[[ Records supplied, beginning ]]

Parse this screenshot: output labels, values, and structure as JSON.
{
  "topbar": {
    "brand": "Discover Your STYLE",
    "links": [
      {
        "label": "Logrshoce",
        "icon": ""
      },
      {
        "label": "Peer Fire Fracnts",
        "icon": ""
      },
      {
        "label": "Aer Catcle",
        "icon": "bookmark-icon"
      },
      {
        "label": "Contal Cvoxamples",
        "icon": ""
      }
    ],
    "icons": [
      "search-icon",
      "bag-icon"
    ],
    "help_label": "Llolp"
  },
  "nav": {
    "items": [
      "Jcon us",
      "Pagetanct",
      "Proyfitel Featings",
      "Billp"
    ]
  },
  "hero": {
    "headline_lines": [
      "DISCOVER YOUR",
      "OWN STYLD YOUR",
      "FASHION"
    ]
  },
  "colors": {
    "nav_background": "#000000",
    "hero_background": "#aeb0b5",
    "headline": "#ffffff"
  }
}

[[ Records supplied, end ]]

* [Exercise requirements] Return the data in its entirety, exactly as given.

* [Solution for this task]
Parse this screenshot: output labels, values, and structure as JSON.
{
  "topbar": {
    "brand": "Discover Your STYLE",
    "links": [
      {
        "label": "Logrshoce",
        "icon": ""
      },
      {
        "label": "Peer Fire Fracnts",
        "icon": ""
      },
      {
        "label": "Aer Catcle",
        "icon": "bookmark-icon"
      },
      {
        "label": "Contal Cvoxamples",
        "icon": ""
      }
    ],
    "icons": [
      "search-icon",
      "bag-icon"
    ],
    "help_label": "Llolp"
  },
  "nav": {
    "items": [
      "Jcon us",
      "Pagetanct",
      "Proyfitel Featings",
      "Billp"
    ]
  },
  "hero": {
    "headline_lines": [
      "DISCOVER YOUR",
      "OWN STYLD YOUR",
      "FASHION"
    ]
  },
  "colors": {
    "nav_background": "#000000",
    "hero_background": "#aeb0b5",
    "headline": "#ffffff"
  }
}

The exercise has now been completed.